So far no man in the little walled-in zone she had lived in had ever stirred her to an even momentary enthusiasm. They were all so fatuously contented with their environment. Sheltered from birth, their anxiety was chiefly how to make life pass the pleasantest. They occasionally showed a spasmodic excitement over the progress of a cricket or polo match. Their achievements were largely those of the stay-at-home warriors who fought with the quill what others faced death with the sword for. Their inertia disgusted her. Their self-satisfaction spurred her to resentment.
Here was a man in the real heart of life. He was engaged in a struggle that makes existence worth while—the effort to bring a message to his people.
How all the conversations she was forced to listen to in her narrow world rose up before her in their carping meannesses!
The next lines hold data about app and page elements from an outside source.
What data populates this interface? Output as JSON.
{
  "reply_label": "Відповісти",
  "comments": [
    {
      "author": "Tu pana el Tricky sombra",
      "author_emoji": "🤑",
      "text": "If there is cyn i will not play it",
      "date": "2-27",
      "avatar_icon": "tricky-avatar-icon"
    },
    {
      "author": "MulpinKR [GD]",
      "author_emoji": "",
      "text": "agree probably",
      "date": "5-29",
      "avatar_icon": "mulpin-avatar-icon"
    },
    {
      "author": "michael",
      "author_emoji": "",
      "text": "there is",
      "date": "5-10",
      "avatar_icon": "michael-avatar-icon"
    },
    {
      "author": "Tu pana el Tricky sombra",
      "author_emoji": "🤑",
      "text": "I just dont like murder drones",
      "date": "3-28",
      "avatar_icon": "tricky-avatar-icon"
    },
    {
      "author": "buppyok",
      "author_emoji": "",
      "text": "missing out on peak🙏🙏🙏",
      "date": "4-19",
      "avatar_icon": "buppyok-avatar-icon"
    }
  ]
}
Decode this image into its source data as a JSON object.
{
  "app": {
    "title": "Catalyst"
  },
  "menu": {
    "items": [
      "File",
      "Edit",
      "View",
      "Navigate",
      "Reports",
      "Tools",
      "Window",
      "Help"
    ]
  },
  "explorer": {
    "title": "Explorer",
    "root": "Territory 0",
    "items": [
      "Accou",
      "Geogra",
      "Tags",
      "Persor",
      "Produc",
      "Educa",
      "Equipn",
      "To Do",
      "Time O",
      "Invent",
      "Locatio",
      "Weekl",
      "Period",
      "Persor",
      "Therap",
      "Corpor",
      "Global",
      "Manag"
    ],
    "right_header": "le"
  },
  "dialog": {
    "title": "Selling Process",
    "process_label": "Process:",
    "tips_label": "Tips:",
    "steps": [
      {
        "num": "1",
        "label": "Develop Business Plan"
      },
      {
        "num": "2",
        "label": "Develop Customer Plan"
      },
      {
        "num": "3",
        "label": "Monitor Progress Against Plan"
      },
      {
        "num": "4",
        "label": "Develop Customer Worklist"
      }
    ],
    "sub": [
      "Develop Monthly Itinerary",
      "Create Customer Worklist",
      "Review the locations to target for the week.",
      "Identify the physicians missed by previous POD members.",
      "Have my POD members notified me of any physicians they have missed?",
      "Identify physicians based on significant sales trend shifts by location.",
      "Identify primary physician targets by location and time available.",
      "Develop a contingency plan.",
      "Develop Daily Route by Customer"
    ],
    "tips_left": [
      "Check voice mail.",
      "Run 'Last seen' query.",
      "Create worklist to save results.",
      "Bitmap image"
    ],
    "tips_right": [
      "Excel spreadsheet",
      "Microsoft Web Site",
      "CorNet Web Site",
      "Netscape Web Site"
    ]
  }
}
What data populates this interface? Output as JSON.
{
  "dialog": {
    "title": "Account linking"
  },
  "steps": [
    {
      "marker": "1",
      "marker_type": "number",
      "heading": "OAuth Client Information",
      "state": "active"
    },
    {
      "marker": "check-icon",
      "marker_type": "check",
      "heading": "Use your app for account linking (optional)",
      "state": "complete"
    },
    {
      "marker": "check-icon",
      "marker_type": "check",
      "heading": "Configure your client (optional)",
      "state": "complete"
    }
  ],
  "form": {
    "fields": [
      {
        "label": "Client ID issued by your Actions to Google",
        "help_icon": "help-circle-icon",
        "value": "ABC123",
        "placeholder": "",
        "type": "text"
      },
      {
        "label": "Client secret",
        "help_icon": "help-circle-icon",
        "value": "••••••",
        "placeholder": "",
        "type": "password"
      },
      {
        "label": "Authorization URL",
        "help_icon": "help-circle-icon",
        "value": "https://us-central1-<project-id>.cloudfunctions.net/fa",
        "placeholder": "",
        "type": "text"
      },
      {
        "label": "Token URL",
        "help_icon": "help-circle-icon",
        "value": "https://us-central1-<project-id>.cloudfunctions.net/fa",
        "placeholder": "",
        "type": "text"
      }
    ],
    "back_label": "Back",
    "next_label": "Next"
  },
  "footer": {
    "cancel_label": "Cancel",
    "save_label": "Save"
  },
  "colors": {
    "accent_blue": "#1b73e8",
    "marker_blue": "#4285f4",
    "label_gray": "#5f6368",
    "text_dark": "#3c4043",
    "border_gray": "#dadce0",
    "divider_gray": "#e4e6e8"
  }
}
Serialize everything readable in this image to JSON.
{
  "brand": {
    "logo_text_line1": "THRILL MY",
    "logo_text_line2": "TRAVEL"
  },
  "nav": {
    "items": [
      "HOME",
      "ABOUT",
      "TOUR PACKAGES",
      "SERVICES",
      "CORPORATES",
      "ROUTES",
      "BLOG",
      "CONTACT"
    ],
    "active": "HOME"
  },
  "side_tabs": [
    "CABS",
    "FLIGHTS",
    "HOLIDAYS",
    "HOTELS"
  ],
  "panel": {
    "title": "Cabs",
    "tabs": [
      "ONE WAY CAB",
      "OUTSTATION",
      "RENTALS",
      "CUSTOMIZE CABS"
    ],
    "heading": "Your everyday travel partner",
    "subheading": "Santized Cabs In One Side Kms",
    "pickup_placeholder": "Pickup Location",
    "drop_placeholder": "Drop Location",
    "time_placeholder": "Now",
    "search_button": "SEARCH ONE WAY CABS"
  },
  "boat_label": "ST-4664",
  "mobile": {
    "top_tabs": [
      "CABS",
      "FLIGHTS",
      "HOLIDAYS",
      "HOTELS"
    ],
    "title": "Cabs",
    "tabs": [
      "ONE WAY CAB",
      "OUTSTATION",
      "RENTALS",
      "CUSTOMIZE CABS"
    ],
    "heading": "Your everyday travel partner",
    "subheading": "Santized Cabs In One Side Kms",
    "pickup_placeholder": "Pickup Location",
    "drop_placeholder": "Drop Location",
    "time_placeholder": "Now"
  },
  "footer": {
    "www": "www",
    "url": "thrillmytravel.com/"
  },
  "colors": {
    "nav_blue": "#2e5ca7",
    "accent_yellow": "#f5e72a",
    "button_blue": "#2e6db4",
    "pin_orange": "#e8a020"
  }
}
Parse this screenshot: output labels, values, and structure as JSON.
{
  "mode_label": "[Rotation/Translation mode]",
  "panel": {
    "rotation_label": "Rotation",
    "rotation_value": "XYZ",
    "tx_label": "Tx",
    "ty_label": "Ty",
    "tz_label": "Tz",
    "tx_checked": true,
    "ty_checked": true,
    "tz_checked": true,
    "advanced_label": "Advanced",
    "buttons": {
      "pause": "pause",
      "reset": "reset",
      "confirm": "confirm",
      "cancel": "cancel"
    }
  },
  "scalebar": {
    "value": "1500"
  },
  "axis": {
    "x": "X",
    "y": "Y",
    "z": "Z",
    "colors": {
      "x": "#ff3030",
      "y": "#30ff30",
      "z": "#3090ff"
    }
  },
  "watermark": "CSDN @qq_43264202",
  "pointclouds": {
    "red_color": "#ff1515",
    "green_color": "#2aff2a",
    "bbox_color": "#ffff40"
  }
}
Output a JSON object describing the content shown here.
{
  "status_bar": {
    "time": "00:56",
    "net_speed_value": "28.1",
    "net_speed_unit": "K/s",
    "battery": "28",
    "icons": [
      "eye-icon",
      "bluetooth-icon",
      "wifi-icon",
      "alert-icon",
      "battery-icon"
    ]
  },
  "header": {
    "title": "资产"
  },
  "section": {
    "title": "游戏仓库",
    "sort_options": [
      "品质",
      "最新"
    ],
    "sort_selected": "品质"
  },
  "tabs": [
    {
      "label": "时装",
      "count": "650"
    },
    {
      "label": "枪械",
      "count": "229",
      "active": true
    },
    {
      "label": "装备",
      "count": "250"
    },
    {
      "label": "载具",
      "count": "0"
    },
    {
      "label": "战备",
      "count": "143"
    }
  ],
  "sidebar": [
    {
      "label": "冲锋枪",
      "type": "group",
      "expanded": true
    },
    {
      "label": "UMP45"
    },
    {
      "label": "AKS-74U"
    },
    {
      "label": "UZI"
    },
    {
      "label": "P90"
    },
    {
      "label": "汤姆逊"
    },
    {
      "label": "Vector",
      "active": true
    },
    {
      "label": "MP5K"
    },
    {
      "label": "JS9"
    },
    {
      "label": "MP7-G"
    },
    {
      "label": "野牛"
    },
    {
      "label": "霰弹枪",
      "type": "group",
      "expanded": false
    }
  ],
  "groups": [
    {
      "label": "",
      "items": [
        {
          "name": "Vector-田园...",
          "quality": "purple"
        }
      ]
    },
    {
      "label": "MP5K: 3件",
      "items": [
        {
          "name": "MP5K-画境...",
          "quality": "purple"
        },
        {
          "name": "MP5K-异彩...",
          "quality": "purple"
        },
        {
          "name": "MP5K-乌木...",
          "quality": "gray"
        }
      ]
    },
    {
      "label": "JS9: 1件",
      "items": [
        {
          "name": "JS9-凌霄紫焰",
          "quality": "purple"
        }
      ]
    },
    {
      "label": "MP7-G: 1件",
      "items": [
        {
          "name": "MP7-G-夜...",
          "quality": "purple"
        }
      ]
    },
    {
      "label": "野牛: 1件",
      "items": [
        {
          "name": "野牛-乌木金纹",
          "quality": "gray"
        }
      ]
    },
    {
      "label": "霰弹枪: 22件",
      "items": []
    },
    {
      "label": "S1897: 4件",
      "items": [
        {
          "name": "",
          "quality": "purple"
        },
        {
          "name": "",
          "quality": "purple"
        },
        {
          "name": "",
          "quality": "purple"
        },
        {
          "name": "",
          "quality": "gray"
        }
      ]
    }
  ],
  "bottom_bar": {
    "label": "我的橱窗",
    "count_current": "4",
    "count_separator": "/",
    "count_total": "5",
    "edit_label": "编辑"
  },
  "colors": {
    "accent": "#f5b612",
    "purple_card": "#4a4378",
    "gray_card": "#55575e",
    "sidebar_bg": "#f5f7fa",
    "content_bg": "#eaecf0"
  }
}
Her father's brutal diatribes against a people, unfortunate enough to be compelled, from force of circumstance, to live on a portion of land that belonged to him, yet in whose lives he took no interest whatsoever. His only anxiety was to be paid his rents. How, and through what misery, his tenants scraped the money together to do it with, mattered nothing to him. All that DID matter was that he MUST BE PAID.
Then arose a picture of her sister Monica, with her puny social pretensions. Recognition of those in a higher grade bread and meat and drink to her. Adulation and gross flattery the very breath of her nostrils.
Her brother's cheap, narrow platitudes about the rights of rank and wealth.
To Angela wealth had no rights except to bring happiness to the world. It seemed to bring only misery once people acquired it. Grim sorrow seemed to stalk in the trail of the rich.
She could not recall one moment of real, unfeigned happiness among her family. The only time she could remember her father smiling or chuckling was at some one else's misfortune, or over some cruel thing he had said himself.
Her sister's joy over some little social triumph—usually at the cost of the humiliation of another.
Her brother's cheeriness over some smart stroke of business in which another firm was involved to their cost.
The memory of her mother was the only link that bound her to her childhood. The gentle, uncomplaining spirit of her: the unselfish abnegation of her: the soul's tragedy of her—giving up her life at the altar of duty, at the bidding of a hardened despot.
All Angela's childhood came back in a brief illuminating flash. The face of her one dear, dead companion—her mother—glowed before her. How her mother would have cared for and tended, and worshipped a man even as the one lying riddled on that bed of suffering! All the best in Angela was from her mother. All the resolute fighting quality was from her father. She would use both now in defence of the wounded man. She would tend him and care for him, and see that no harm came to him.